=== DATASET ===

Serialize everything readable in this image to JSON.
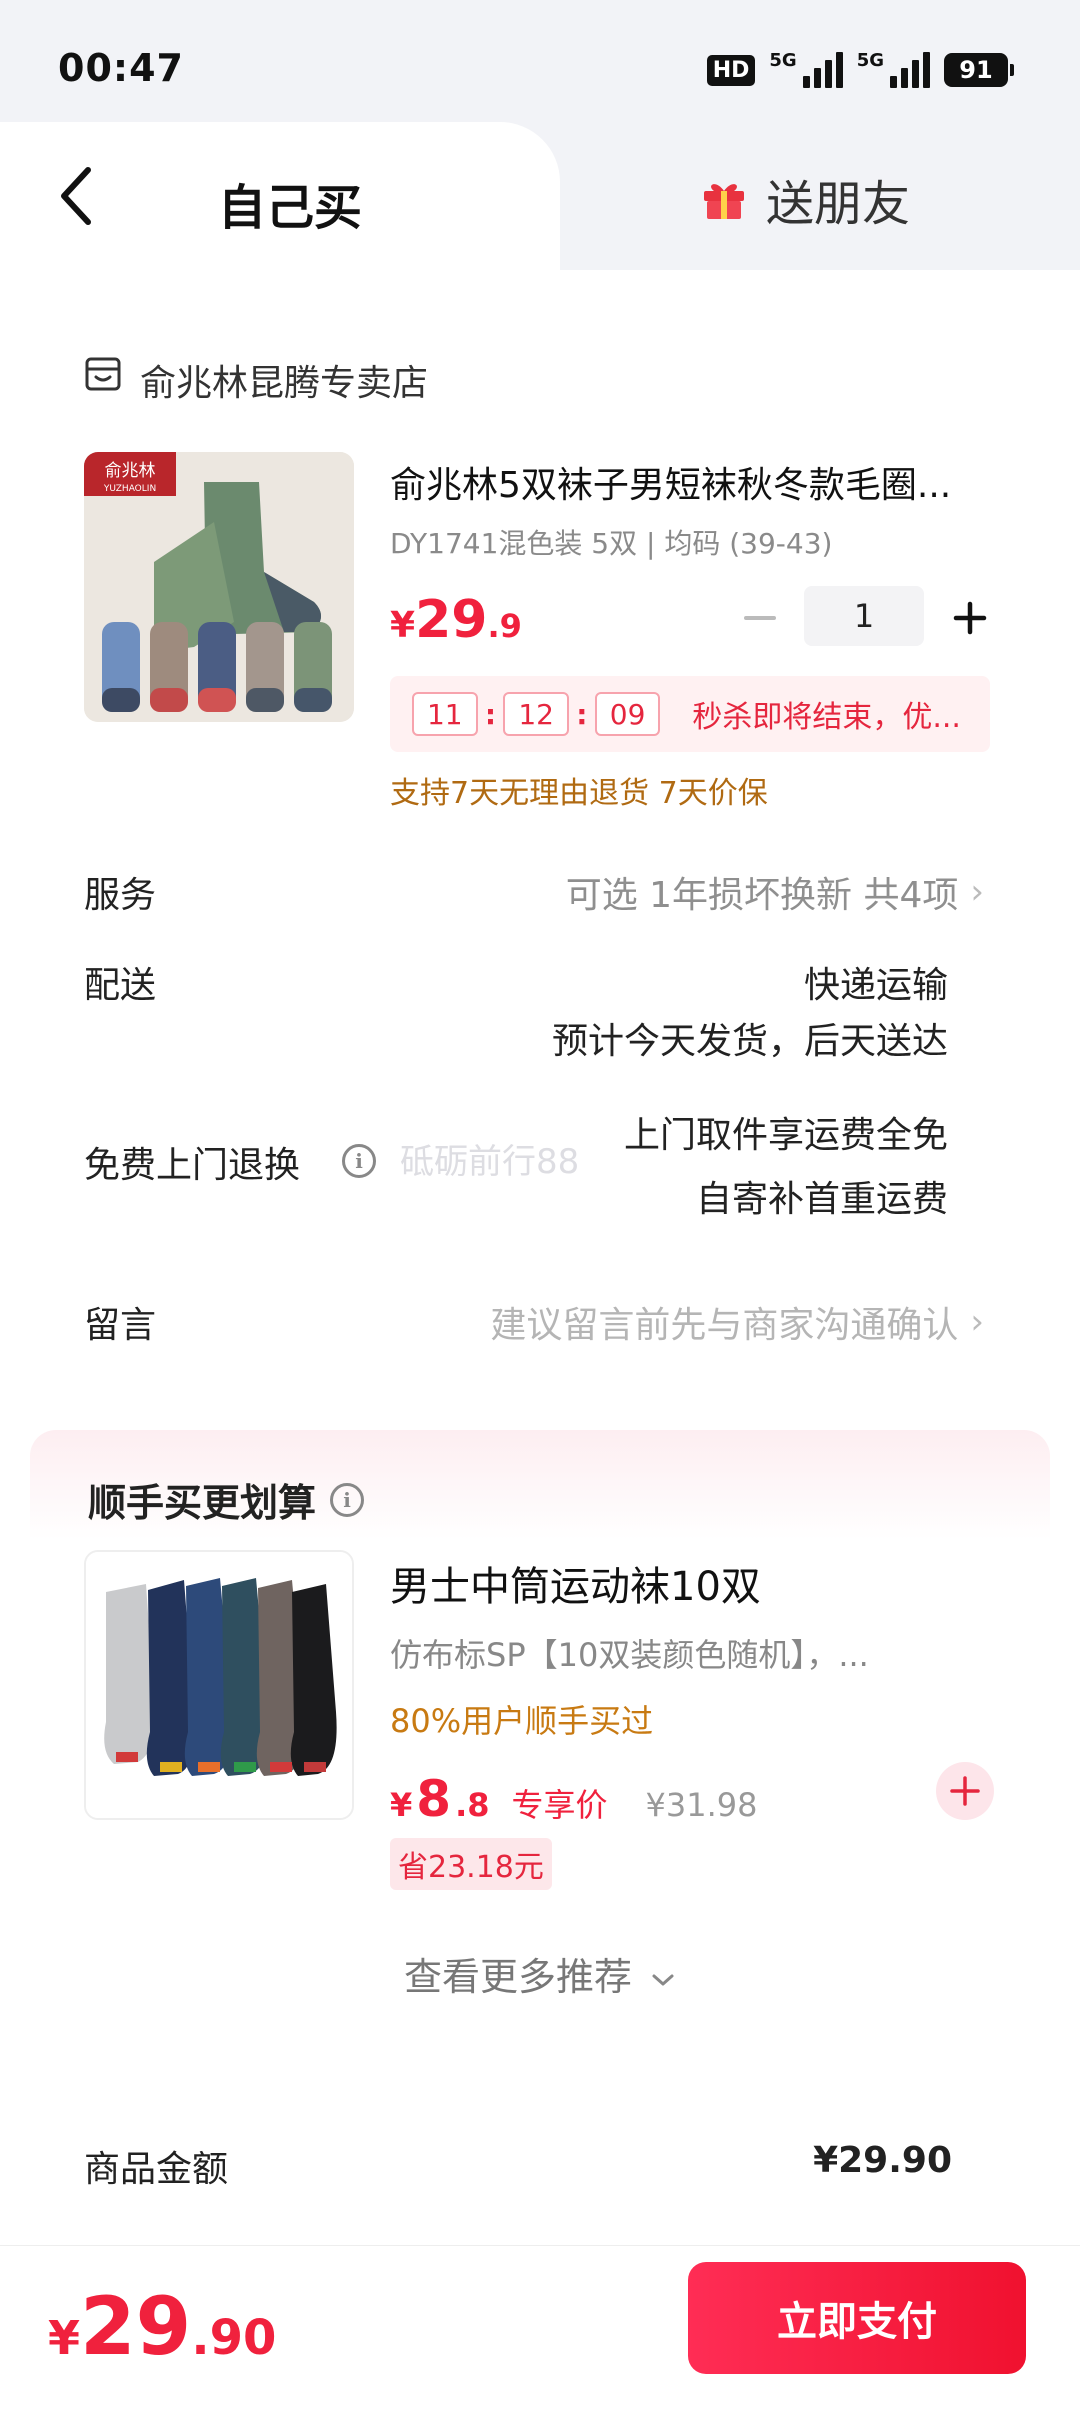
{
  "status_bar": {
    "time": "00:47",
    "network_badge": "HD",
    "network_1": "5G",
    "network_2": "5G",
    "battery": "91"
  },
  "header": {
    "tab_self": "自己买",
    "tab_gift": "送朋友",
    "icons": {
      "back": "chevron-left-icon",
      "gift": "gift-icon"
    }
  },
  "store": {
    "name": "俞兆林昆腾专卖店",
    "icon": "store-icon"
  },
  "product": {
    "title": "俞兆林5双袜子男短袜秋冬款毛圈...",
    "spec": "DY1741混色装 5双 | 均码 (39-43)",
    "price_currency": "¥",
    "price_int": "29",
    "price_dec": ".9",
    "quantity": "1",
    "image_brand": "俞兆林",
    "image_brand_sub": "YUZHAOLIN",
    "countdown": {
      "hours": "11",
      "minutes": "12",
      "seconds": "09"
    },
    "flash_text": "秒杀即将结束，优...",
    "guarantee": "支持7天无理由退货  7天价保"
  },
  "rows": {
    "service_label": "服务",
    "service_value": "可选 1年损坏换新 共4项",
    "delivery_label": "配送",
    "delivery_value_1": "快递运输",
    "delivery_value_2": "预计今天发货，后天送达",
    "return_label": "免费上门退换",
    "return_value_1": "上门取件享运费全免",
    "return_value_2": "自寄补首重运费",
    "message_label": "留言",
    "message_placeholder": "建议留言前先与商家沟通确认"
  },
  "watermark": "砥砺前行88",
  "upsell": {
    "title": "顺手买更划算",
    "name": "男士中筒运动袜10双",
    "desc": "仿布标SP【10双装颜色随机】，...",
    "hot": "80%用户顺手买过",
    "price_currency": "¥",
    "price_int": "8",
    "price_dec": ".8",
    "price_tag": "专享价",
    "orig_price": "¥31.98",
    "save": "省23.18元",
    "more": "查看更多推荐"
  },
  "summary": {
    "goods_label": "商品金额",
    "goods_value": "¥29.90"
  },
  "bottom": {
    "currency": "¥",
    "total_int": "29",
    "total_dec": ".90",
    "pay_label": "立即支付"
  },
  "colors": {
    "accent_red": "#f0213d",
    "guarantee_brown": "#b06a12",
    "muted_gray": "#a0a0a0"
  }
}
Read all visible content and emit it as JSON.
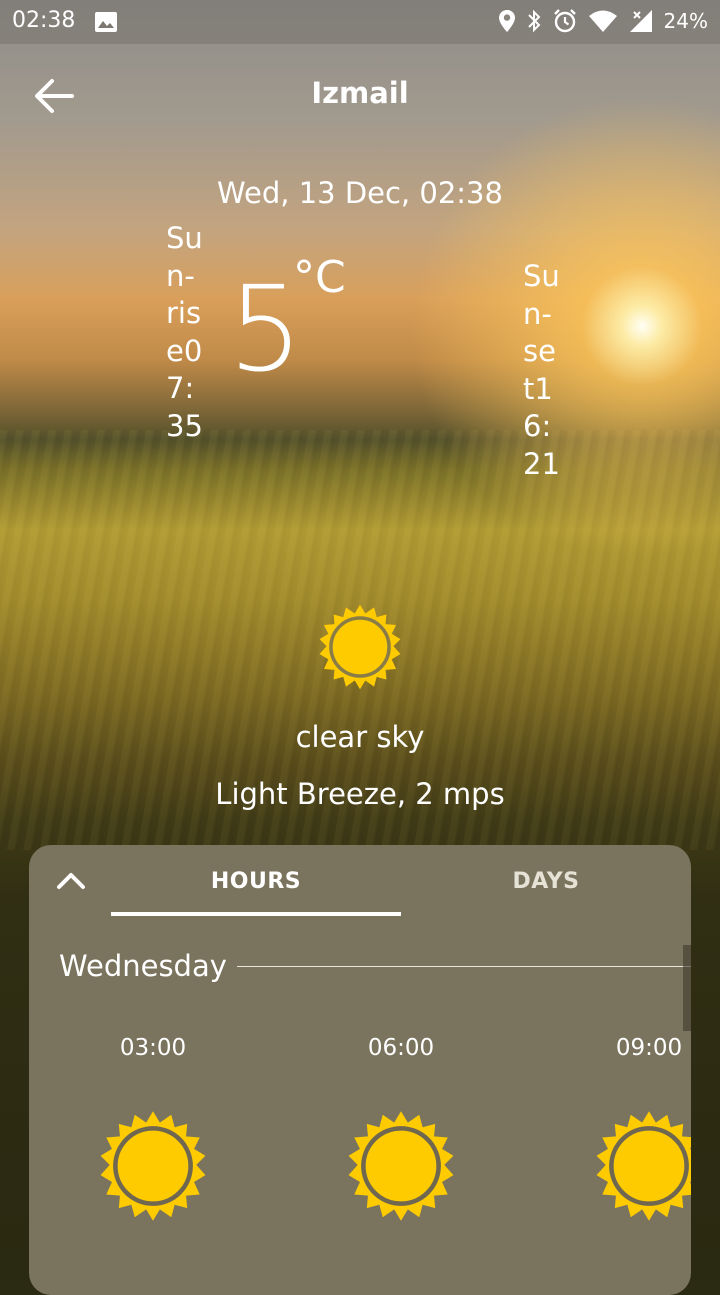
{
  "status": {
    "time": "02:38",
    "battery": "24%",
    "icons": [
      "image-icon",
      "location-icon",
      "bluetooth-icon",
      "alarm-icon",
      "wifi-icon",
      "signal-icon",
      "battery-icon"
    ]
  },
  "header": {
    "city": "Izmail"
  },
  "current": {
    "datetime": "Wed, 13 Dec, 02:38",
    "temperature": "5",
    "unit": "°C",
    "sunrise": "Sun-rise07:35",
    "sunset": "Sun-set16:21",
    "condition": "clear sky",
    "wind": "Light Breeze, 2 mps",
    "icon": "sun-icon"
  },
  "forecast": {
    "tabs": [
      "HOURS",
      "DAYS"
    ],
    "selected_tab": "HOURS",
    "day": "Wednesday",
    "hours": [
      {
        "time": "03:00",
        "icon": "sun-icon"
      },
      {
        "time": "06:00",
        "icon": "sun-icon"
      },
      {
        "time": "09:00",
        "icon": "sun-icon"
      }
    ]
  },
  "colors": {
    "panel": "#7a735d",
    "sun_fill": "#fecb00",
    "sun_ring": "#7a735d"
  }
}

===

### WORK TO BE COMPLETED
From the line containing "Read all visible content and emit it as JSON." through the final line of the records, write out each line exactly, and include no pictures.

### SOLUTION
Read all visible content and emit it as JSON.
{
  "status": {
    "time": "02:38",
    "battery": "24%",
    "icons": [
      "image-icon",
      "location-icon",
      "bluetooth-icon",
      "alarm-icon",
      "wifi-icon",
      "signal-icon",
      "battery-icon"
    ]
  },
  "header": {
    "city": "Izmail"
  },
  "current": {
    "datetime": "Wed, 13 Dec, 02:38",
    "temperature": "5",
    "unit": "°C",
    "sunrise": "Sun-rise07:35",
    "sunset": "Sun-set16:21",
    "condition": "clear sky",
    "wind": "Light Breeze, 2 mps",
    "icon": "sun-icon"
  },
  "forecast": {
    "tabs": [
      "HOURS",
      "DAYS"
    ],
    "selected_tab": "HOURS",
    "day": "Wednesday",
    "hours": [
      {
        "time": "03:00",
        "icon": "sun-icon"
      },
      {
        "time": "06:00",
        "icon": "sun-icon"
      },
      {
        "time": "09:00",
        "icon": "sun-icon"
      }
    ]
  },
  "colors": {
    "panel": "#7a735d",
    "sun_fill": "#fecb00",
    "sun_ring": "#7a735d"
  }
}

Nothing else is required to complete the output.